[About this exercise]:
Please give the count of lines below with the string "title" in them, and no other words.

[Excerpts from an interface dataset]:
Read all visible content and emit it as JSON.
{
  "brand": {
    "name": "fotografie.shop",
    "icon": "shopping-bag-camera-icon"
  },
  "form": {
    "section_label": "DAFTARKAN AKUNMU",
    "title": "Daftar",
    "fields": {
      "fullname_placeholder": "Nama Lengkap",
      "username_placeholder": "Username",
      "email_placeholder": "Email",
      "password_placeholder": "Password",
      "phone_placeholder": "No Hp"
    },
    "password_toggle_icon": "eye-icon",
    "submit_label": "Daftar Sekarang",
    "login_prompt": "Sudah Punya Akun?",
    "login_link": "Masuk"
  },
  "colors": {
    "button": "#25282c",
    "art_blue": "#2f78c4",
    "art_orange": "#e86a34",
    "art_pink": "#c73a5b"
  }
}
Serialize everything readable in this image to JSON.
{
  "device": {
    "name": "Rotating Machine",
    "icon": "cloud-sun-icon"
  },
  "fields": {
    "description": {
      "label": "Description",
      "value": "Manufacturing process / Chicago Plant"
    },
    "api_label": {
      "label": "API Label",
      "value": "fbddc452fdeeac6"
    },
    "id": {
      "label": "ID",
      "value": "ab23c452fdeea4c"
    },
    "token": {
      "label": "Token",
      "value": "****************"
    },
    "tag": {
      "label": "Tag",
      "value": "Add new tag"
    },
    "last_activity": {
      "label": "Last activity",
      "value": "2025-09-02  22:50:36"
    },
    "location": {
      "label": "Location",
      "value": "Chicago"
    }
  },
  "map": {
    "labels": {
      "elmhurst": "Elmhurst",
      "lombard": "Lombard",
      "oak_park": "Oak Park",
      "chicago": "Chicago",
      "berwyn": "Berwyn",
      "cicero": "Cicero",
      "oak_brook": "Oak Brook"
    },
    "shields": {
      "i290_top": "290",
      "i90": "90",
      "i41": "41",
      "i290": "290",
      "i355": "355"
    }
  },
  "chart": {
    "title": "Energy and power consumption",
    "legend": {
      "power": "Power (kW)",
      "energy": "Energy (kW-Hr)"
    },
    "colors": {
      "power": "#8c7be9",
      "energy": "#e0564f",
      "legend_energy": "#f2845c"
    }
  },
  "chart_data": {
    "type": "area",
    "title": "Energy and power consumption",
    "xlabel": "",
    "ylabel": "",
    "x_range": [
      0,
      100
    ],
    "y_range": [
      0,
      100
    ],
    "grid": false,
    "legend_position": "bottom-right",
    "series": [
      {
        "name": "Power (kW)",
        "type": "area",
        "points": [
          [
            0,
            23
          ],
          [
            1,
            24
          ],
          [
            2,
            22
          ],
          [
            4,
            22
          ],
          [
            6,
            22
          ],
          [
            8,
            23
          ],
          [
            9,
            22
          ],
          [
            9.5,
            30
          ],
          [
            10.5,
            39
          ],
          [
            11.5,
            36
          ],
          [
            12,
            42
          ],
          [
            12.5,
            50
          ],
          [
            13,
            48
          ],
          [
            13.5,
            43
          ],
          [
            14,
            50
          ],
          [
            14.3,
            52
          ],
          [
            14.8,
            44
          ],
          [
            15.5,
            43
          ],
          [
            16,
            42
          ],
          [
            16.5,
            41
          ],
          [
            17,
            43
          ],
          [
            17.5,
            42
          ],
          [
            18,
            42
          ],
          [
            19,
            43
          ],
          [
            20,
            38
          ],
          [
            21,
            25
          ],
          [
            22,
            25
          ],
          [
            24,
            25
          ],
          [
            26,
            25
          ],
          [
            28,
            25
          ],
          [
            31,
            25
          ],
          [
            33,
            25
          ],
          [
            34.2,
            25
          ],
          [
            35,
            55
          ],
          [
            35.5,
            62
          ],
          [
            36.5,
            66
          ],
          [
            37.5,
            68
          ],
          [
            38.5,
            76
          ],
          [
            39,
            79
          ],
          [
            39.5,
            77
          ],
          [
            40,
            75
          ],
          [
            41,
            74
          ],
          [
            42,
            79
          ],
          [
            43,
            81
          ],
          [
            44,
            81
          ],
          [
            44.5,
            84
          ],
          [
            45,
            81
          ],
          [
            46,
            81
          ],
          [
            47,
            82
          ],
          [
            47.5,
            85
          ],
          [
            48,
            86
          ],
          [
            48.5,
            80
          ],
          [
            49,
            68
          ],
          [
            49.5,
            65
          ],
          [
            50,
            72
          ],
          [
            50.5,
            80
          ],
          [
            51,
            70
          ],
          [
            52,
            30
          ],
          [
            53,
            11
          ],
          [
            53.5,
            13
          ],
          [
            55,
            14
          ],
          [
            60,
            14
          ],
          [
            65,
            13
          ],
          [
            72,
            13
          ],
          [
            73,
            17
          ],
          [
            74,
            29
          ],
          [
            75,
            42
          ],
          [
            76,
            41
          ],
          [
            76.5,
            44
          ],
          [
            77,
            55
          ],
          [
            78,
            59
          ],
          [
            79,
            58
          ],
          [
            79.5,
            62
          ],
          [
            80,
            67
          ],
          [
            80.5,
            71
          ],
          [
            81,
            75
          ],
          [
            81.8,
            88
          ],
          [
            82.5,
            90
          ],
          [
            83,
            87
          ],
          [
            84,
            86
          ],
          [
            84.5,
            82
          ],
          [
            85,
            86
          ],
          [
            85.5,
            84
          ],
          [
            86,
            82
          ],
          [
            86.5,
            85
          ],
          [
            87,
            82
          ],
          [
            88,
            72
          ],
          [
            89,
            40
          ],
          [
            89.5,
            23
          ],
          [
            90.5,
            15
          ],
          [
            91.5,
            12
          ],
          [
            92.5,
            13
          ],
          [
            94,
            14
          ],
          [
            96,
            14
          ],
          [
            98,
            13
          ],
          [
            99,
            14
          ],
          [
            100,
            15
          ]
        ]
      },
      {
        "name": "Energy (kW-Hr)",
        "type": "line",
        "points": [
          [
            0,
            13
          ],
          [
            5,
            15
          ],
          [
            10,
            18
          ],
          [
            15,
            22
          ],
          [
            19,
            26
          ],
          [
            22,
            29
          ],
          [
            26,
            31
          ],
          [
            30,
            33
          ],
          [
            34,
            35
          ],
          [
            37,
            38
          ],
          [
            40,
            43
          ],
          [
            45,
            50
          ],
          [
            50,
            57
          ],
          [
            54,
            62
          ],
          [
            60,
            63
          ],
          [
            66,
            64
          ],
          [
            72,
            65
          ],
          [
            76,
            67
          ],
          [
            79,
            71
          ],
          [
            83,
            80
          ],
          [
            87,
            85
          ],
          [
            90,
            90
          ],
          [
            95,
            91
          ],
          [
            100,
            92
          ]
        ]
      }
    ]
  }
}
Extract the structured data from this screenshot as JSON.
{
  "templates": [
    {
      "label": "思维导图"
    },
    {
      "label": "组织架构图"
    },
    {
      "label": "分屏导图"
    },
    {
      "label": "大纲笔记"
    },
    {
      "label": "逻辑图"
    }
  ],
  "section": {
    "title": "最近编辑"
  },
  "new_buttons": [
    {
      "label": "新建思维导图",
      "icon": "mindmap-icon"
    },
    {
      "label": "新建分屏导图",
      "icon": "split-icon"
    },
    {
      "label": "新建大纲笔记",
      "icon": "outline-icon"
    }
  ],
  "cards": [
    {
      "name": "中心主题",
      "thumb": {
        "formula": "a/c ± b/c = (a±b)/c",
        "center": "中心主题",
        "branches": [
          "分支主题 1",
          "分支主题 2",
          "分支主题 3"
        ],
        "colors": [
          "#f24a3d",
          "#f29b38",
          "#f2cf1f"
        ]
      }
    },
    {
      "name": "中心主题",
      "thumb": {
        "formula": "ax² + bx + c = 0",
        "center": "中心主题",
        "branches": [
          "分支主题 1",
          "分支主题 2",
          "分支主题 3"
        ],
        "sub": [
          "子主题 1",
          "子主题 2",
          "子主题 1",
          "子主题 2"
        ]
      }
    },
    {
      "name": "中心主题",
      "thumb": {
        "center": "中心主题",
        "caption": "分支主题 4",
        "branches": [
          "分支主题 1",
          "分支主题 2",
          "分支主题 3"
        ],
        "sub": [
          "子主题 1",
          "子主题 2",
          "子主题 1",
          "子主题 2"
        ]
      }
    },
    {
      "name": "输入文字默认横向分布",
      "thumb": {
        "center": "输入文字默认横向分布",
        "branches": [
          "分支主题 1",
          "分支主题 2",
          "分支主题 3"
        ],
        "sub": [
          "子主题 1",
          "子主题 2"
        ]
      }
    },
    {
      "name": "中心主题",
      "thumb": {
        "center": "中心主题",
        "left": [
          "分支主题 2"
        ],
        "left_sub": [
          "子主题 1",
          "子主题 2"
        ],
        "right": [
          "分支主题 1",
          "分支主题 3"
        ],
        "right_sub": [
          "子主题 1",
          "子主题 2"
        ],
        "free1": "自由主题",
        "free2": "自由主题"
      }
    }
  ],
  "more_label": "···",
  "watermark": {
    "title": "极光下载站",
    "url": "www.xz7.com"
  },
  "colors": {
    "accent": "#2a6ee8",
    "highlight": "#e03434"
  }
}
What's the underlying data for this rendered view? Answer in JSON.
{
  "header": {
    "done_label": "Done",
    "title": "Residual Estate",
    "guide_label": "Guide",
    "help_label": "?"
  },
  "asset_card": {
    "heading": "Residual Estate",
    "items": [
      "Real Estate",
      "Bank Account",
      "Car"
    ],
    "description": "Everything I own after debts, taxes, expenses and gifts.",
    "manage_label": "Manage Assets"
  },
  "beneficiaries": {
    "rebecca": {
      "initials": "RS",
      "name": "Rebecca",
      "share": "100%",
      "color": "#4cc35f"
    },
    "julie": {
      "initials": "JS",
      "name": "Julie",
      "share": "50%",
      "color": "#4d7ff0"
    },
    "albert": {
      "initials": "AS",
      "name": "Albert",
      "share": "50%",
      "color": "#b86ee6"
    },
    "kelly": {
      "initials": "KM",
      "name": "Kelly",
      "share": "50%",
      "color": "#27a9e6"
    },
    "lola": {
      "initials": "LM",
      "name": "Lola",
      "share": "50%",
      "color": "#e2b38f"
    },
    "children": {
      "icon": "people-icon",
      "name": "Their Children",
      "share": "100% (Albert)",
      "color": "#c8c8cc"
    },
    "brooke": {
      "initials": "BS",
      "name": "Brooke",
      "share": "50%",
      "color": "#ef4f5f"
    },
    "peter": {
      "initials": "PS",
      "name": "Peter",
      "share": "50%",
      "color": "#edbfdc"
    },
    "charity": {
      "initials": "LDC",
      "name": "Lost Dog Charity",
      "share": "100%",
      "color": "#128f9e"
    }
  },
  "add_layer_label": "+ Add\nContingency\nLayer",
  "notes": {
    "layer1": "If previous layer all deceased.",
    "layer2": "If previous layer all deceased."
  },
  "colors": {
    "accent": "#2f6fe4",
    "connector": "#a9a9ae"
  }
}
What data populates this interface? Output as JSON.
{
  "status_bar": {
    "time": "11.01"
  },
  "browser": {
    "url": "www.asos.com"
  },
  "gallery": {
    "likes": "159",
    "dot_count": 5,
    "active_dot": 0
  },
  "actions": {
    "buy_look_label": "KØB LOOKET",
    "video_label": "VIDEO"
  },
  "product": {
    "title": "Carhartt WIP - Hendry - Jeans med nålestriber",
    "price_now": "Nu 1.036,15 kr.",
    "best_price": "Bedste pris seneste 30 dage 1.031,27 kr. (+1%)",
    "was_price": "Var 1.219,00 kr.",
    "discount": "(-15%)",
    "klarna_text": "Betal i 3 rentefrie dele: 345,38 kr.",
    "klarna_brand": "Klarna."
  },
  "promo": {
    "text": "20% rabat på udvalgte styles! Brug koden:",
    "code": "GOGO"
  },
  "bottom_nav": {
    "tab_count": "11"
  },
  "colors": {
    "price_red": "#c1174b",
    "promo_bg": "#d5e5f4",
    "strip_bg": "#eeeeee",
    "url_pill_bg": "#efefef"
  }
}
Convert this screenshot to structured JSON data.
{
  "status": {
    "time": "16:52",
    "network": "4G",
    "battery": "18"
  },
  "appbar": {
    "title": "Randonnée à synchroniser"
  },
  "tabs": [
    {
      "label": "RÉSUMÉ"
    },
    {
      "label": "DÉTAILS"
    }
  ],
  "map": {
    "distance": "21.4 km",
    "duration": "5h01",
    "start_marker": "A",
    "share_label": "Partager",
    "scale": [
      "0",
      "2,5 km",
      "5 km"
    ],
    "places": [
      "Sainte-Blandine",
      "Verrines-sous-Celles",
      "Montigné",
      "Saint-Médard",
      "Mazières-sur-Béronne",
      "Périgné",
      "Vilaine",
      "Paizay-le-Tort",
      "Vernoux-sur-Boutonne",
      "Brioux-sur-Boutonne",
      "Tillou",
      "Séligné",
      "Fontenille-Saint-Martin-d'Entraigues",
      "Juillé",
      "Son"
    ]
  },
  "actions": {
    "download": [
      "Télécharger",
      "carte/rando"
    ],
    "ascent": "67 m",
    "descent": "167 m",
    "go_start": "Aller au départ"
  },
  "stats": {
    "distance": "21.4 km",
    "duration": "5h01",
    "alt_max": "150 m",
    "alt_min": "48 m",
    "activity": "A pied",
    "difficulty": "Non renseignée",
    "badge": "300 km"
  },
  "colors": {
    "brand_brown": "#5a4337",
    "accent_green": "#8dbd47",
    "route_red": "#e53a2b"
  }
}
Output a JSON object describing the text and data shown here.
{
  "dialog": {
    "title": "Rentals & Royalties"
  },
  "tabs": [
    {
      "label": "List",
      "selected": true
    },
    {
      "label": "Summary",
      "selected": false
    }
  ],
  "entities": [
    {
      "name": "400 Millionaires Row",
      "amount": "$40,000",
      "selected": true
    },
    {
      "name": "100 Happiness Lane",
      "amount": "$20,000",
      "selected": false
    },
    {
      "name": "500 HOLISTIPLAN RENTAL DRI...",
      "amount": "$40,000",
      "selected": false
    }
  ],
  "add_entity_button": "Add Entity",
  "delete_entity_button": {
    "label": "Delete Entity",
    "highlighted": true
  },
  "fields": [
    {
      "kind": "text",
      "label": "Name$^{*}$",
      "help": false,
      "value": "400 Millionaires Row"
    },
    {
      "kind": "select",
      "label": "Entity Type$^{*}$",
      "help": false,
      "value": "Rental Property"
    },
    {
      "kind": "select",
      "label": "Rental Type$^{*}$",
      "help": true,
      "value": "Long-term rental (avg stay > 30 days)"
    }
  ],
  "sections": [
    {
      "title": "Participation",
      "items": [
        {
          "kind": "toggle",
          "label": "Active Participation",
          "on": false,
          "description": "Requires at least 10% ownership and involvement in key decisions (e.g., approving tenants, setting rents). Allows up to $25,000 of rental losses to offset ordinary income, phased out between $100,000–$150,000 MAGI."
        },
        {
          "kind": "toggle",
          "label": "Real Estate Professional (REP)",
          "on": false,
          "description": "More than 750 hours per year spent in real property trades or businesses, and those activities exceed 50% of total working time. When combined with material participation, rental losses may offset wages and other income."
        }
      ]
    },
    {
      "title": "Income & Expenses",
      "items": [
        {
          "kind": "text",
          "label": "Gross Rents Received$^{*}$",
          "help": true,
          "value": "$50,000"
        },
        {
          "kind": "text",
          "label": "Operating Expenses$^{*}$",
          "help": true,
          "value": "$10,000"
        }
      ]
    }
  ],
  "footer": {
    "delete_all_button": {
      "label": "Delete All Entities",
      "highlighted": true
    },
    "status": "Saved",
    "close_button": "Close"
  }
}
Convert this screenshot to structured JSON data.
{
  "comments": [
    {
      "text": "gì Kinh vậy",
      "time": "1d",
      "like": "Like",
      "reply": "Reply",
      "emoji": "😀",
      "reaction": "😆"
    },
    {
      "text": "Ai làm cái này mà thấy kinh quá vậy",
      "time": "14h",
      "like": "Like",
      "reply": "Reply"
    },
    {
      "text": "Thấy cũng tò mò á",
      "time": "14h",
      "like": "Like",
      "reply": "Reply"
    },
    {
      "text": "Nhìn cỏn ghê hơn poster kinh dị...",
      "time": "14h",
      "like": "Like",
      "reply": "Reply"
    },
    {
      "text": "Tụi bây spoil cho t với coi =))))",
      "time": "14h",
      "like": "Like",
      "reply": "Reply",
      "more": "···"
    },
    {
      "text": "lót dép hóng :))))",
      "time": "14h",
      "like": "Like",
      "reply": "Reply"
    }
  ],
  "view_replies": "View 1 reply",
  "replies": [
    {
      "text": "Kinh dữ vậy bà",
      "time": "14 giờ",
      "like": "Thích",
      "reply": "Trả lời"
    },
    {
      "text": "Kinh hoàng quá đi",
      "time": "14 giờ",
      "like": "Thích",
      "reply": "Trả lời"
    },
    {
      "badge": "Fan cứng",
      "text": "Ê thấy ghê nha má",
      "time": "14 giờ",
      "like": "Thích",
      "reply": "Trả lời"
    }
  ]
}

[Exercise solution]:
11